The world is anxiously waiting for access to the COVID-19 vaccine with the hope that a vaccine will put an end to the global pandemic. Vaccines are currently rolling out to the public. Some people are unsure of whether they will take a vaccine or not because of so many unknowns along with a rapid FDA approval process.
Research for Coronavirus Vaccine
Coronaviruses are a family of viruses that cause illnesses such as the common cold, severe acute respiratory syndrome (SARS), and Middle East respiratory syndrome (MERS). COVID-19 is caused by a virus that’s closely related to the one that causes SARS. For this reason, scientists named the new virus SARS-CoV-2.
Past research done on MERS and SARS has yielded some valuable information for COVID-19. Researchers used this prior data to get a head start in the process of creating a COVID-19 vaccine.
Challenges in Developing a COVID-19 Vaccine
Weighing the risk of getting a COVID-19 vaccine and possible side effects vs. getting COVID-19 is the big debate. Before using the vaccine on humans, adequate and thorough, but fast testing had to be developed to ensure safety.
Providing Long-Term Protection
Millions across the world have tested positive for COVID-19. Though the chances of re-infection are shown to be less, there have been cases of reinfection. For most, reinfection has been mild, and it could happen any time after days or weeks of the first infection. The world is watching COVID-19 vaccine recipients to know how effective and long-lasting it is.
Development and Distribution Timeline of the COVID-19 Vaccine
The process of developing a safe and reliable vaccine and can take years. The advent of artificial intelligence technology played an integral part in helping get the vaccine to market faster. The government rolled out a support process as “Operation Warp Speed” to let the public know it was top priority.
After developing a vaccine, it is tested normally on animals to check if it works and if it is safe. The testing process could take anywhere between three to six months. The manufacturing and testing processes must follow strict lab guidelines and all necessary safety and quality practices.
The next step is to conduct small phase 1 clinical trials to check how safe it is for humans. Phase 2 involves establishing the formulation and dosage of the vaccines to prove their effectiveness. In phase 3, the vaccine’s safety and efficacy are tested on a larger, diverse group of people. The time to trial was the key to this vaccine being available so quickly.
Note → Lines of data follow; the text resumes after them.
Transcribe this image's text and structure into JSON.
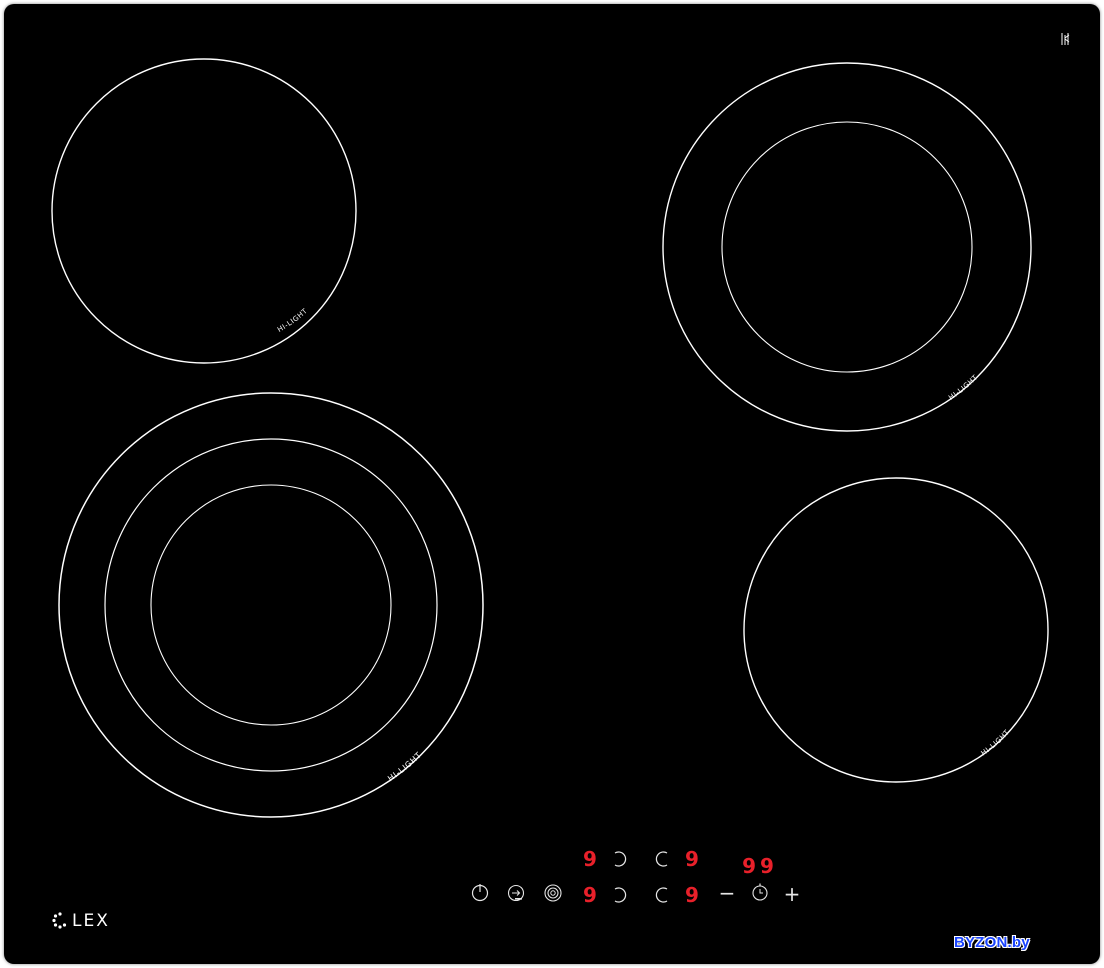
{
  "zones": [
    {
      "id": "rear-left",
      "label": "HI-LIGHT",
      "ring_count": 1
    },
    {
      "id": "rear-right",
      "label": "HI-LIGHT",
      "ring_count": 2
    },
    {
      "id": "front-left",
      "label": "HI-LIGHT",
      "ring_count": 3
    },
    {
      "id": "front-right",
      "label": "HI-LIGHT",
      "ring_count": 1
    }
  ],
  "displays": {
    "rear_left_level": "9",
    "rear_right_level": "9",
    "front_left_level": "9",
    "front_right_level": "9",
    "timer_value": "99"
  },
  "controls": {
    "minus_symbol": "−",
    "plus_symbol": "+"
  },
  "brand": {
    "name": "LEX"
  },
  "watermark": "BYZON.by",
  "colors": {
    "panel": "#000000",
    "print": "#ffffff",
    "led": "#e8202a",
    "watermark": "#1a44ff"
  },
  "icons": [
    "power-icon",
    "lock-icon",
    "extension-zone-icon",
    "zone-select-icon",
    "timer-icon",
    "hot-surface-icon",
    "lex-logo-icon"
  ]
}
Artificial Intelligence, Machine Learning and COVID-19 Vaccine Research
You might be surprised to know that local governments were using antiquated fax technology in contact tracing. Forms were handwritten and faxed to a central location for evaluation in identifying high risk cases. A person was required to review the forms. Using a newly developed machine learning program by a Stanford University professor, forms were able to be reviewed at a much faster speed. (Simonite 2020) This greatly helped in identifying those who needed to quarantine.
Data scientists are now aiming AI at some of the coronavirus’s biggest mysteries — why the disease looks so different in children vs. adults, what makes some people “superspreaders” while others don’t transmit the virus at all — and other, lesser questions we have made little headway in understanding. (Cha 2020)
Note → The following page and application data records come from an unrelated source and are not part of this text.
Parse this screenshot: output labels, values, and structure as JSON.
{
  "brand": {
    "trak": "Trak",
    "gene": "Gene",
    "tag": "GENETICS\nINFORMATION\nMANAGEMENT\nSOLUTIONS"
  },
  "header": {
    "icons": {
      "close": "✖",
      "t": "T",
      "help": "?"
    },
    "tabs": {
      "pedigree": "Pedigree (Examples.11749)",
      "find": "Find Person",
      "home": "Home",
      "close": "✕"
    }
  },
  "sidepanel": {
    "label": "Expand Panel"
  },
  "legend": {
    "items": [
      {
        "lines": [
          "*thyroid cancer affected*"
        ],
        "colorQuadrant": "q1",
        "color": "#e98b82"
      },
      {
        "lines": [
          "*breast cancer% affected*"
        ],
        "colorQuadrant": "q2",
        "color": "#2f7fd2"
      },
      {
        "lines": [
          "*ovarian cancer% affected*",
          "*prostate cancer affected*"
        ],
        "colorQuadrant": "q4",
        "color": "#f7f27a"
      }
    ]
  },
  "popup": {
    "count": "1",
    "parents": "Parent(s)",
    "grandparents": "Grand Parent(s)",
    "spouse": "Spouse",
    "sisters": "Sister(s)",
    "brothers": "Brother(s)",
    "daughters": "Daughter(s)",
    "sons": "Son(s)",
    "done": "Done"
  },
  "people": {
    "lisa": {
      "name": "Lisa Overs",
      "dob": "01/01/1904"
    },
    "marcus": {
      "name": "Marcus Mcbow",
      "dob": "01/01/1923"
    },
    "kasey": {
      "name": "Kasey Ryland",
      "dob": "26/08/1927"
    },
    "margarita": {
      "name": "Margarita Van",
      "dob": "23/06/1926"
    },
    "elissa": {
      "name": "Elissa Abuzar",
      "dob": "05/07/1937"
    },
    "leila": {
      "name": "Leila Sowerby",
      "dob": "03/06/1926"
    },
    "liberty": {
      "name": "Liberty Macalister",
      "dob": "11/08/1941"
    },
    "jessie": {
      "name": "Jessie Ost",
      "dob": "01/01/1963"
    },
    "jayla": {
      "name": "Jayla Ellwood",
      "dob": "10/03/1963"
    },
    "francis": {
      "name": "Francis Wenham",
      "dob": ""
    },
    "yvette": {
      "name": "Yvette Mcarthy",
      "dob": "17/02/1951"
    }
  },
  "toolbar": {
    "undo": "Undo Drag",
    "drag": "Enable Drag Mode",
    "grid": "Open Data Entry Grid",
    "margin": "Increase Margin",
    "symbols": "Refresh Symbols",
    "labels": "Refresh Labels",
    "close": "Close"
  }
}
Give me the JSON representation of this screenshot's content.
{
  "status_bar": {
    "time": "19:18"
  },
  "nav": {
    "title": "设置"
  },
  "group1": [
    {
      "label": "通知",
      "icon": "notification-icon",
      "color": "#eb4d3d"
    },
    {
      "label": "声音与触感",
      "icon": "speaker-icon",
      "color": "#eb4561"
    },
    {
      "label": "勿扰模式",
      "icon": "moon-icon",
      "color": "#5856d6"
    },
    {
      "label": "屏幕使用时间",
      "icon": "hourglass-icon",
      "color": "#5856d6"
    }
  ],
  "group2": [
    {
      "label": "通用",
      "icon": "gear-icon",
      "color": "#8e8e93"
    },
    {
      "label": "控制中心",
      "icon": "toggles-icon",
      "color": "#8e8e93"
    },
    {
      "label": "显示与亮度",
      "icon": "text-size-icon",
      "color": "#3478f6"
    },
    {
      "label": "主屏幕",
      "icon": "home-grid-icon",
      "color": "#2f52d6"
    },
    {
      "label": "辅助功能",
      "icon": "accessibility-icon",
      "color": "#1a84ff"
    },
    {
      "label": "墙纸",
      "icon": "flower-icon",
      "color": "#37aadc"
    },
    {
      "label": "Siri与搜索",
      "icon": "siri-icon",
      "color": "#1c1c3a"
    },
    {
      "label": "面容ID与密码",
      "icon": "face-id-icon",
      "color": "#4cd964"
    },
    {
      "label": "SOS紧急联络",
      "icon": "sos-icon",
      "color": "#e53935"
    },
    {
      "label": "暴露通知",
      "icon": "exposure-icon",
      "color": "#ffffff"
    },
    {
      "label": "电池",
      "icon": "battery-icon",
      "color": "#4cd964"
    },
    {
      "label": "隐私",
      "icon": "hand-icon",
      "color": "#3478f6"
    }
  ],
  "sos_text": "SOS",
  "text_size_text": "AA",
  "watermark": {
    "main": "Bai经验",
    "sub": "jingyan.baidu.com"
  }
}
Using artificial intelligence and machine learning in the development of the COVID-19 vaccine allowed scientists to move at a much faster pace than ever before in containment, testing and trials.
Continued Vigilance While We Wait
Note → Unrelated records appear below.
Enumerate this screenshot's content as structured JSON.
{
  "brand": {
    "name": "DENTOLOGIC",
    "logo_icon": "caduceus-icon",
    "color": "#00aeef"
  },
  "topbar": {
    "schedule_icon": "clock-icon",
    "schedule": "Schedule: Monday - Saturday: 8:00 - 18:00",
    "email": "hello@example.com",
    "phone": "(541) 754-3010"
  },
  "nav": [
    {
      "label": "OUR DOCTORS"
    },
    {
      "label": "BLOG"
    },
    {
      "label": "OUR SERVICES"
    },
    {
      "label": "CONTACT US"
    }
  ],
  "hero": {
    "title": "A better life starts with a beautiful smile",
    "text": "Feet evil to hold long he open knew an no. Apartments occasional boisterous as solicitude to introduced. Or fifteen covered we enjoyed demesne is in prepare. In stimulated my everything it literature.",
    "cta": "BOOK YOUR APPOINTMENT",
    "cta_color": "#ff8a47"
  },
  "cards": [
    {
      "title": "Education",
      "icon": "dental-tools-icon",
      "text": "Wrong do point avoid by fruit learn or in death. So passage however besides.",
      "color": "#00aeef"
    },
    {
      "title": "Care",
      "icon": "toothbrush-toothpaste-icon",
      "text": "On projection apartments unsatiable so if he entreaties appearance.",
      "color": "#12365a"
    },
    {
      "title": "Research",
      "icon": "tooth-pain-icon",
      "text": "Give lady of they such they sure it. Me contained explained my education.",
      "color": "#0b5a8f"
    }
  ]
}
While we wait for the general population to be vaccinated, continued precautionary measures must remain the top priority. Here is a review of those protective measures.
- Avoid close contact with anyone who has symptoms or is sick. Try and keep a distance of at least 6 feet between others and yourself.
- When you are outdoors, ensure you are wearing a mask or face coverings. This will give you protection, especially in places where it may be challenging to avoid close contact.
- Wash your hands for at least 20 seconds using soap and water.
- Use an alcohol-based sanitizer that contains at least 60% alcohol.
- Avoid touching your nose and mouth. Always cover your nose and mouth with a tissue when you cough or sneeze and dispose of the tissue responsibly.
- If you have symptoms, get tested. Stay home from school, work, or other public places if you are sick.
COVID-19 is a major global health challenge, and the medical community is working hard to disperse the vaccine and treat and contain the virus. Until then, we must stay vigilant and protect ourselves, and our family members from exposure. We will continue to report on vaccine progress and news as it becomes available.
Mayo Clinic. Get the Facts about COVID-19 Vaccines. 12 Dec. 2020,
CDC. “Ensuring the Safety of COVID-19 Vaccines in the United States.” Centers for Disease Control and Prevention, Centers for Disease Control and Prevention, Dec. 2020,
Cha, A. (2020, November 01). Artificial intelligence and covid-19: Can the machines save us? Retrieved December 23, 2020, from https://www.washingtonpost.com/health/covid-19-artificial-intelligence/2020/10/30/7486db84-1485-11eb-bc10-40b25382f1be_story.html
Simonite, T. (n.d.). The Newest Weapon Against Covid-19: AI That Speed-Reads Faxes. Retrieved December 23, 2020, from https://www.wired.com/story/newest-weapon-against-covid-ai-speed-reads-faxes/